- Should operators have specified allowances (i.e. number of tokens allowed to transfer) or expiration (e.g. n blocks or n transactions after approving an operator)?
- If operators do have expiration, should they have a default expiration? Note: Timestamps or LEVEL, a proposed Michelson instruction, may ease implementation of operator expiry based on number of blocks
- Should transfer hooks be a core component of FA2 or instead be included in a separate standard which developers compose with FA2?
- What types of permissioning should be defined in token standards vs. smart contract wallets (a la Argent or Gnosis Safe) and/or dedicated permissions standards?
- Is there a permissions schema that is widely used in practice and requires a standard API, but is not covered by FA2 as presented in TZIP-12?
- Should (or to what extent should) contract metadata be an independent standard / protocol feature or should it be specific to a token standard a la ERC-20?
- Should there be a standard mechanism for attaching metadata externally (e.g. in a separate contract registry or off-chain)?
- Should versioning be stored in contract metadata?
- What should be included in contract versioning?
- Should Total Supply be part of token metadata rather than a separate entrypoint?
- How should decimals and granularity be handled to avoid fragmentation while also easing wallet integration?
- Should any parts of contract storage be standardized (e.g. to assist indexers)?
Future Proofing (see section above)
- How might FA2 be affected by future amendments?
- What best practices and/or tooling should be developed such that smart contract standards can prepare for future protocol amendments?
- Agora/Blog Post: Implementing FA2
- FA2 Michelson interface
Reference Implementations in development or planned:
- SmartPy implementations (single- and multi-asset versions)
- Single Asset Fungible
- Single Asset NFT
- Single Asset Non-Transferrable
- Multi-asset Contract
We also hope to schedule a regular technical call to discuss future directions for FA2 and take public comments.

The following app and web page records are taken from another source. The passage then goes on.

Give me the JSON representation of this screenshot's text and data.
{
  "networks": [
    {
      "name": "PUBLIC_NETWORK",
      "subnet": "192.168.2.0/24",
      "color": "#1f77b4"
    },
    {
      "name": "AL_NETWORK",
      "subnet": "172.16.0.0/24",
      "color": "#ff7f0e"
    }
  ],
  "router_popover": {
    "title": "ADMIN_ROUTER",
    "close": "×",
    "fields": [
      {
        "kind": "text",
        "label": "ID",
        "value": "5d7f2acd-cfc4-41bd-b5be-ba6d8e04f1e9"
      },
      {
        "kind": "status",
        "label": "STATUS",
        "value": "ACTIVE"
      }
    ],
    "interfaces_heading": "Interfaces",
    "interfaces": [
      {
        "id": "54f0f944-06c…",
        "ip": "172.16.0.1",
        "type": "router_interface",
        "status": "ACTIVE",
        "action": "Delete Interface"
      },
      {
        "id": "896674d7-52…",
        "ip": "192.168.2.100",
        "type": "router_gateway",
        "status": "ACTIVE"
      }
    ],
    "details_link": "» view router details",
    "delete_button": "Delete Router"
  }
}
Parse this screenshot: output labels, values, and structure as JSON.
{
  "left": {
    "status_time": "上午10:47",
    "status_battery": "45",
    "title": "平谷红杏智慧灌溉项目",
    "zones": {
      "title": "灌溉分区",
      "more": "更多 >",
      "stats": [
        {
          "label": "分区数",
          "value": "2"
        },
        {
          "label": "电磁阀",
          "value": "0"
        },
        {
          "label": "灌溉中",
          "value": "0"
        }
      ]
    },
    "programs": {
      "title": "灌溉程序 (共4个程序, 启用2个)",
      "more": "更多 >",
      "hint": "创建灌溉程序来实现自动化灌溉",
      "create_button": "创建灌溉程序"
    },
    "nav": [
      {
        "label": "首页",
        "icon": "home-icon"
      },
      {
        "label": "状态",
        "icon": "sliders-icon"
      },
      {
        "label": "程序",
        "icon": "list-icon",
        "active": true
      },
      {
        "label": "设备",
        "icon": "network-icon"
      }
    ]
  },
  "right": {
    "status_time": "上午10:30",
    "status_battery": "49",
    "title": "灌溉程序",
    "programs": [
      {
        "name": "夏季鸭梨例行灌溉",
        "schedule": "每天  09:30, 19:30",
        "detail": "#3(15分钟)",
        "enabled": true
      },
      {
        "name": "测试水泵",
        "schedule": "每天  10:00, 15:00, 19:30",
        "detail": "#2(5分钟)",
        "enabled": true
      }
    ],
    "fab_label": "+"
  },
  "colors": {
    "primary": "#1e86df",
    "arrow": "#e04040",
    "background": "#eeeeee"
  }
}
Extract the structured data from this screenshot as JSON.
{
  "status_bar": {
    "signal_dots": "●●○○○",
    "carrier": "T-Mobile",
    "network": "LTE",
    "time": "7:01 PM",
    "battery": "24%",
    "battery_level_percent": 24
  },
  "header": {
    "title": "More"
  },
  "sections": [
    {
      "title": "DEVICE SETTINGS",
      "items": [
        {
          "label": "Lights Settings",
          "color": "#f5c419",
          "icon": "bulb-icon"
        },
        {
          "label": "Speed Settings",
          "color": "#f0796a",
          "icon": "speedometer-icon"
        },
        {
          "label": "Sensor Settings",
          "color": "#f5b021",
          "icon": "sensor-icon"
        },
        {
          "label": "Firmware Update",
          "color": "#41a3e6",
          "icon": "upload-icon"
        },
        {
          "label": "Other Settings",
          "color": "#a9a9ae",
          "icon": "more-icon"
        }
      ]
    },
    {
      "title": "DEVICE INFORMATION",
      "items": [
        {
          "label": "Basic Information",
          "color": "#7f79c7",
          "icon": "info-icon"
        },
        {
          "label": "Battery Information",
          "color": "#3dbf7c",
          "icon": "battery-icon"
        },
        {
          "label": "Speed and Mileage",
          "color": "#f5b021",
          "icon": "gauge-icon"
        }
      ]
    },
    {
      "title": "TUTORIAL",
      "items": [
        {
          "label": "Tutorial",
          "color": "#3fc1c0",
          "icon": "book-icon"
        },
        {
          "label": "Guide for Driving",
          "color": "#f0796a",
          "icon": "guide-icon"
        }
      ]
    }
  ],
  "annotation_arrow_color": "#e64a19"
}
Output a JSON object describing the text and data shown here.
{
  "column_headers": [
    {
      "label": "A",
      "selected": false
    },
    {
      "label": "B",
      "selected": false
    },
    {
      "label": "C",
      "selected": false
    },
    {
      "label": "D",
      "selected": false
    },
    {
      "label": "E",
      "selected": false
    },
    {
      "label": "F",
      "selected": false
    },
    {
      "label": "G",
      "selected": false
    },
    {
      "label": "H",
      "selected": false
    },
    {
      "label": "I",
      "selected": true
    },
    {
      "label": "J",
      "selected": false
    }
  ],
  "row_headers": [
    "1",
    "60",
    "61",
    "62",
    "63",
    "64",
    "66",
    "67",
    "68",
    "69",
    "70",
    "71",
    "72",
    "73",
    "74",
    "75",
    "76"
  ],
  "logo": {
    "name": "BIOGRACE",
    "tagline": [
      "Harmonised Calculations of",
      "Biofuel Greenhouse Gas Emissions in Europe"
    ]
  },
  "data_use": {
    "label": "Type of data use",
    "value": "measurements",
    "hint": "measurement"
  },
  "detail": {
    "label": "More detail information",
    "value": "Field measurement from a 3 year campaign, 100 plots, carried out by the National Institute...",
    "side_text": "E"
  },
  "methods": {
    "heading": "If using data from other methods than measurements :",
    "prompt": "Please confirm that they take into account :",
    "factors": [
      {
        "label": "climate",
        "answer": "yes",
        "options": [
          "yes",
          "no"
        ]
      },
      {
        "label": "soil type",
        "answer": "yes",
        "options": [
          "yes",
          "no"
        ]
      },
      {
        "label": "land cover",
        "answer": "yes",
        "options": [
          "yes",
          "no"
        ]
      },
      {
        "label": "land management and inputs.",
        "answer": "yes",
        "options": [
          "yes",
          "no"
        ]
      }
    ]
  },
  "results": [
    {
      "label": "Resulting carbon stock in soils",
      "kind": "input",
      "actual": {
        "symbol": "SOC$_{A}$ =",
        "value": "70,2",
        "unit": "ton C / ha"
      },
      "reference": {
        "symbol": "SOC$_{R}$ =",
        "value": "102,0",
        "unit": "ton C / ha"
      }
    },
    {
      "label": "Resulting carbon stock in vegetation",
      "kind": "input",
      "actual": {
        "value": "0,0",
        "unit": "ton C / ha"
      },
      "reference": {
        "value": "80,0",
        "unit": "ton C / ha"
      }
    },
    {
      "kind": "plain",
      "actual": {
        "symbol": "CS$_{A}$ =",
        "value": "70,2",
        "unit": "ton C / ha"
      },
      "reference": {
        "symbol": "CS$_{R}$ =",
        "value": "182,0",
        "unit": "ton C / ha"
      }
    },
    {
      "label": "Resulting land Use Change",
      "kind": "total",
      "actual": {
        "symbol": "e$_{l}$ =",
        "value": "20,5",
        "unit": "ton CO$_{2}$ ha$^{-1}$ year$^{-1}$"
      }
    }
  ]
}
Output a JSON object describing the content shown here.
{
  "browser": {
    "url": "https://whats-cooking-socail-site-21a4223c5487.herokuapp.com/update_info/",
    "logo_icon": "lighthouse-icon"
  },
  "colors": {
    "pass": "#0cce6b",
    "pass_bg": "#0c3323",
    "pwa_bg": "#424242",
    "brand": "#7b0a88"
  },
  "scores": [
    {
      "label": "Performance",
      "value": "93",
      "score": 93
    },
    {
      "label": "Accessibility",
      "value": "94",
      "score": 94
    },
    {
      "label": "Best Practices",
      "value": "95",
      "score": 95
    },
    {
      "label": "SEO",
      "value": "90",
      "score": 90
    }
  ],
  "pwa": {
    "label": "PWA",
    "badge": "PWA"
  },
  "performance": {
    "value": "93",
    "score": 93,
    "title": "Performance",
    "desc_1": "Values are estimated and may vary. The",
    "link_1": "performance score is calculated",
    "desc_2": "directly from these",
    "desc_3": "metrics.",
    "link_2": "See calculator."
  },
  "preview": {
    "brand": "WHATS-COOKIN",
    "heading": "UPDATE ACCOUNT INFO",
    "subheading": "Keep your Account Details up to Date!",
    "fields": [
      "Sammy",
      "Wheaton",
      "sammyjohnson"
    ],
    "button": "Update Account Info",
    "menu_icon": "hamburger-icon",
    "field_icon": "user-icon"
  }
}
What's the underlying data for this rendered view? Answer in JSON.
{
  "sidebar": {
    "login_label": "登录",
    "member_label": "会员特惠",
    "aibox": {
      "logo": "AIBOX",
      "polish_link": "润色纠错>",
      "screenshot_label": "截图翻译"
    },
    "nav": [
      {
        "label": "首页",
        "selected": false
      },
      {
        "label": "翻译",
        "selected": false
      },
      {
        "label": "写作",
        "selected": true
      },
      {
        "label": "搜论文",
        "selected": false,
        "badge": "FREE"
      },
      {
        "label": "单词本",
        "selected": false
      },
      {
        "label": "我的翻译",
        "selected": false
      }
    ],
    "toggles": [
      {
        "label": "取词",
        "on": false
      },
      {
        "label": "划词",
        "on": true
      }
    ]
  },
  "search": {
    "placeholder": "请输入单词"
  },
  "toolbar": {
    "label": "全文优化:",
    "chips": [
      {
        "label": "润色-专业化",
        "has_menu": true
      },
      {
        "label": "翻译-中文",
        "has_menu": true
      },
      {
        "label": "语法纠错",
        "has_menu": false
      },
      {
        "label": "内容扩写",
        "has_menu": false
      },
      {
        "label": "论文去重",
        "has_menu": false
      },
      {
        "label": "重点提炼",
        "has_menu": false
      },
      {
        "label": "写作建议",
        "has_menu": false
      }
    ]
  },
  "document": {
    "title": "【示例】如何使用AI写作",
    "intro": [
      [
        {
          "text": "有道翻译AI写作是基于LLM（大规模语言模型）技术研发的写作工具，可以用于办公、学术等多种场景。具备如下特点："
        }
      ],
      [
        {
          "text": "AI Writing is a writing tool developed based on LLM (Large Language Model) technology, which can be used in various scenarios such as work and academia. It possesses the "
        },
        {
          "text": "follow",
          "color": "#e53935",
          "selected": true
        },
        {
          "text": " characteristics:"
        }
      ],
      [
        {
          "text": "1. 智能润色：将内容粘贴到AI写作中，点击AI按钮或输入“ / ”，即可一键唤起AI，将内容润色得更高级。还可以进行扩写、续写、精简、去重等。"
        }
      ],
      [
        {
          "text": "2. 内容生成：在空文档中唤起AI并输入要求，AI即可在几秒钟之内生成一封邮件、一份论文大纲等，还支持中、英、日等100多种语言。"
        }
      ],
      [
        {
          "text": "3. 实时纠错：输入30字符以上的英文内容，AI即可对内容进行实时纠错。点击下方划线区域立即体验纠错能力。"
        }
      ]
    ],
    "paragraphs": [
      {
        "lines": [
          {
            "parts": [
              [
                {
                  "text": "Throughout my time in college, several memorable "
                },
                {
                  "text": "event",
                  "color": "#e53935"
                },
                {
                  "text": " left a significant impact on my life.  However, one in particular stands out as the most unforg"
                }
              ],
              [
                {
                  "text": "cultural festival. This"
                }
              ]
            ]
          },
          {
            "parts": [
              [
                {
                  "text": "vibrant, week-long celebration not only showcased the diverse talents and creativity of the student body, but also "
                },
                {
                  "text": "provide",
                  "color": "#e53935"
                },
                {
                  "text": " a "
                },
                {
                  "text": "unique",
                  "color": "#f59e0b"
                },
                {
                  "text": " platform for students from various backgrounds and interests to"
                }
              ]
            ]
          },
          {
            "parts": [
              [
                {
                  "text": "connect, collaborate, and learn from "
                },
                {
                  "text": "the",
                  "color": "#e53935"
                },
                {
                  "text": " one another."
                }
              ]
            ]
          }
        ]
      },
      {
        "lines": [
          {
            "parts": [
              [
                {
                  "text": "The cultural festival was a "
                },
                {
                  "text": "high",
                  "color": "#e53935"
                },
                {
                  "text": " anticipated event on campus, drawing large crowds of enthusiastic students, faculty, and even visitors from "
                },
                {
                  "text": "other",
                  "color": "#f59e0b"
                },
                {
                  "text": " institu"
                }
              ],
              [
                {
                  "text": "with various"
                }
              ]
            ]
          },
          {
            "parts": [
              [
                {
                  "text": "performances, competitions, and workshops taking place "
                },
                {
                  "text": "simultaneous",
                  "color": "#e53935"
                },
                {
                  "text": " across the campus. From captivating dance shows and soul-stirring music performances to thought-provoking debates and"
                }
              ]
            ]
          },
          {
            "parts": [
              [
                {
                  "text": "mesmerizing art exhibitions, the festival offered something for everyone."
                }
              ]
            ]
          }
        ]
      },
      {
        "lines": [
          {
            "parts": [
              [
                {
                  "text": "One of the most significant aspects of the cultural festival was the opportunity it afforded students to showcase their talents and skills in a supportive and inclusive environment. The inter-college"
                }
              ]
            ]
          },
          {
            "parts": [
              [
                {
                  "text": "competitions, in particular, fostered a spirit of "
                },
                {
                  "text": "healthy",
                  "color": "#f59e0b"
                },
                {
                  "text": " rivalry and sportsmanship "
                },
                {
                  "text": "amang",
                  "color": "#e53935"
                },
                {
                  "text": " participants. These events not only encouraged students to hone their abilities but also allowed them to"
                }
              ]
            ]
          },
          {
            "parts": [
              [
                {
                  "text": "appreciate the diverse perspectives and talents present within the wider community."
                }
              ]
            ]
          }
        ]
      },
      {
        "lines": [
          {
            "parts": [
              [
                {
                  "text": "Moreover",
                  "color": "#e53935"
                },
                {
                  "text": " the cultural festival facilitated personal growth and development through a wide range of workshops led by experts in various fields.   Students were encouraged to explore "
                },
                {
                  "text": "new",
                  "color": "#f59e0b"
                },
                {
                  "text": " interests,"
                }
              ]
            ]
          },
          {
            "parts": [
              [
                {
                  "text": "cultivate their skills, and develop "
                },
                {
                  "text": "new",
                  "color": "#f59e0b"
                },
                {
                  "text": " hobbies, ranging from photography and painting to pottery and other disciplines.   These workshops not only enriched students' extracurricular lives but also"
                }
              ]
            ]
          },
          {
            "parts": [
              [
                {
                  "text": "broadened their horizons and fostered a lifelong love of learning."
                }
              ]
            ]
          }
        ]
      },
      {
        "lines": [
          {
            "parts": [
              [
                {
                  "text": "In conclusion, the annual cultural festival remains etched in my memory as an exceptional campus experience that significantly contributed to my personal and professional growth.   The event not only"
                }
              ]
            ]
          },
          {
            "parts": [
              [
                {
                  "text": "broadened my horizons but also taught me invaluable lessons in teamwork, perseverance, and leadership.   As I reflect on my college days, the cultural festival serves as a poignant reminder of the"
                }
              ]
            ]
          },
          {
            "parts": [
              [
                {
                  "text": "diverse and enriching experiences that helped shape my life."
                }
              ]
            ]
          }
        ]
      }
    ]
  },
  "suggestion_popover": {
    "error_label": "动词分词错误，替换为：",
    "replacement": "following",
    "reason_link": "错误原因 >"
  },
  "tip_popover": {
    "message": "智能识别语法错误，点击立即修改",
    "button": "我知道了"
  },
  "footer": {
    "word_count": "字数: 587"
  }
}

Stay tuned!
We are deeply grateful for all who have provided early feedback on FA2. We plan to provide a public acknowledgements list in our upcoming post, Implementing FA2.